Object name: NGC3945

Designation(s): NGC3945, NGC3975, NGC3978,

NGC 3945 is a double ring galaxy in Ursa Major just above the bowl of the big dipper. It is about 65 million light-years distant (64 by redshift). It is classed by NED as SB(rs)0+ with a LINER core. The NGC project says more simply SB0. It reminds me of NGC 2859 I posted February 2012. It too has a double ring structure but is seen a bit more face on. I see a small fuzzy blob on the east-northeast outer edge of the outer ring. NED shows nothing at its position. It is seen on the POSS plates so is real. Is it the remains of something NGC 3945 is digesting? I have no idea. A Hubble image of the galaxy\'s core shows several dust clouds I wasn\'t able to resolve. An amateur\'s processing of the HST data can be found at: http://www.flickr.com/photos/77452188@N05/7281940538/lightbox/ . The galaxy lacks a central bulge. At one time it was thought such galaxies didn\'t have a central supermassive black hole at their core but the HST data says it likely has one, about twice the size of the one in our core though the data is fuzzy enough it could also indicate no black hole but that is of a low probability from how I read the papers. At 65 million light-years the galaxy is about 120 thousand light-years across, about the size of our galaxy if some current papers resizing the Milky Way are correct.

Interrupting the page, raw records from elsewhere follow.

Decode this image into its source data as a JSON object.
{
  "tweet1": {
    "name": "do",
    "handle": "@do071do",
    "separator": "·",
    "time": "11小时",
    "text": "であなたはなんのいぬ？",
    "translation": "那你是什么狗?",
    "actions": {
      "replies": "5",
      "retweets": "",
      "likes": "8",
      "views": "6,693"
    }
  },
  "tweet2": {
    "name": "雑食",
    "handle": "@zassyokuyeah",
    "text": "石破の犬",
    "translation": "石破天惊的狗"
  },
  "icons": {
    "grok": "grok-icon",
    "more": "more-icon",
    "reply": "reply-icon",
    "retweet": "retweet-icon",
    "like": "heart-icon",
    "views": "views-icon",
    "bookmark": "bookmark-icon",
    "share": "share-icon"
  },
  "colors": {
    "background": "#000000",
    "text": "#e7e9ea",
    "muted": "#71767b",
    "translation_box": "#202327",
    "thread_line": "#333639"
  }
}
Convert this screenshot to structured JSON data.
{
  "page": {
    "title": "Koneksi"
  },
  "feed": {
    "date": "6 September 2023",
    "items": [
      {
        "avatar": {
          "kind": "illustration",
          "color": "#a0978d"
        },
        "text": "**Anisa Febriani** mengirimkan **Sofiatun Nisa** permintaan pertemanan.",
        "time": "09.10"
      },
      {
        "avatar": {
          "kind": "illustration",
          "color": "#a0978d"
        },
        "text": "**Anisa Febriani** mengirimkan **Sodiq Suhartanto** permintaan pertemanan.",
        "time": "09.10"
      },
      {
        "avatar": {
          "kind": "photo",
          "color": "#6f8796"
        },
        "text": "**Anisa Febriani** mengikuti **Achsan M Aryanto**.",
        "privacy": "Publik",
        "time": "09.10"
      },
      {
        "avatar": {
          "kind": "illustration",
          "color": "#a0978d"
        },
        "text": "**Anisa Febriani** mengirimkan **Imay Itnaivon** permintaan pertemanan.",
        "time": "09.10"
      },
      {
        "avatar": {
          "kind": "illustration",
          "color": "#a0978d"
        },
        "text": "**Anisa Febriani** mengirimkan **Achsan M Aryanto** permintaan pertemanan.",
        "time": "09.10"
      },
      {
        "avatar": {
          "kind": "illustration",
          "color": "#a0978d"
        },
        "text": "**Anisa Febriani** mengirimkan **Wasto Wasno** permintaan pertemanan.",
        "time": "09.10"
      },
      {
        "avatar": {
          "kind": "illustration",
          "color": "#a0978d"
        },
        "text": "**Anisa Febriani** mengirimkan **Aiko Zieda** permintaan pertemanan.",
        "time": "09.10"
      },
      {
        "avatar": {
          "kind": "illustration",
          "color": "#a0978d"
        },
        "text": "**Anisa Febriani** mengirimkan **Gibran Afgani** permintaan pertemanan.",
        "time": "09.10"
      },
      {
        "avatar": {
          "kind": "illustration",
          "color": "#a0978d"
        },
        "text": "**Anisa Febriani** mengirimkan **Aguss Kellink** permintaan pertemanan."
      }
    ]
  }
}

NGC 3945 was discovered by William Herschel on March 19, 1790. It is in the original H400 program. My log for that on the night of April 16, 1985 hurt by humidity at up to 150x says; \"Small, round galaxy with a bright inner circle surrounded by a tight halo. Apparently, this halo wasn\'t seen by the writer\'s 8\" telescope.\" I\'m wondering if I saw the outer halo or just the round disk off the bar.

There are two other NGC galaxies in the image. To capture them I had to put NGC 3945 on the right side of the image. They are NGC 3975 and NGC 3978. They share almost the exact same redshift so are a true pair though NGC 3975 is much smaller. Still, NGC 3975 is rather large at 90 million light-years. So that makes 3978 enormous at over 250,000 light-years measuring the plumes. Just the arms give a size of 190,000 light-years. Still a monster of a spiral galaxy. So where did the plumes come from? I\'d think NGC 3975 would be highly distorted if it interacted with it but it looks pretty normal with no sign of plumes. To complicate things NED shows two tiny galaxies against the disk of NGC 3978. If real and in the disk as NED seems to indicate then they could be the remains of its latest meal of dwarf galaxies. That could account for the plumes. Problem is they are right on fragments of spiral arms and appear in my image as nothing more than star clouds similar to several others seen along the arms. So are they galaxies that both happened to align with arms or star clouds in the arms? I feel the latter is most likely but have pointed them out in the annotated image but with the notation G?

NGC 3975 was discovered by Lawrence Parsons, often known as Lord Rosse, on February 21, 1874. NGC 3978 was discovered by William Herschel on March 19, 1790. It isn\'t in either H400 program.

There are quite a few galaxies in the annotated image at about 135 million light-years. They are likely members of the Abell 1402 cluster centered just below the lower right of my image. NED lists it at a distance of 137.5 million light-years with a radius of 12.5 minutes (about half the vertical size of my image) It is of group class 0 which has 30 to 49 galaxies. Sufficient to take in most of the galaxies at that distance in my image.

In the upper right corner is a very blue object. Some catalogs call it a galaxy, others a galaxy with a very active AGN and still others say it is a blue quasar. Not taking sides I\'ve listed it as G/AGN/Q to cover all three possibilities. Nearby are a trio of three galaxies (lower right of the G/AGN/Q. While NED lists the faintest (upper left of the three) the other two aren\'t in NED at all so get a question mark for a label. No way to know if they are related or not unfortunately

Several galaxy clusters with a Big Cluster Galaxy at their core are marked in the image, often at a distance that is closer than the anchoring galaxy. Obviously, they both can\'t be right. While the anchoring galaxy is rather obvious in my image I don\'t see the other members but I listed the count shown at NED anyway.

The blue blob on the very lower left edge of the image is due to the 8th magnitude, A3 star, SAO 15664 hitting the very edge of the CCD. I probably should have cloned it out but didn\'t think of that at the time.

14\" LX200R @ f/10, L=4x10\' RGB=2x10\', STL-11000XM, Paramount ME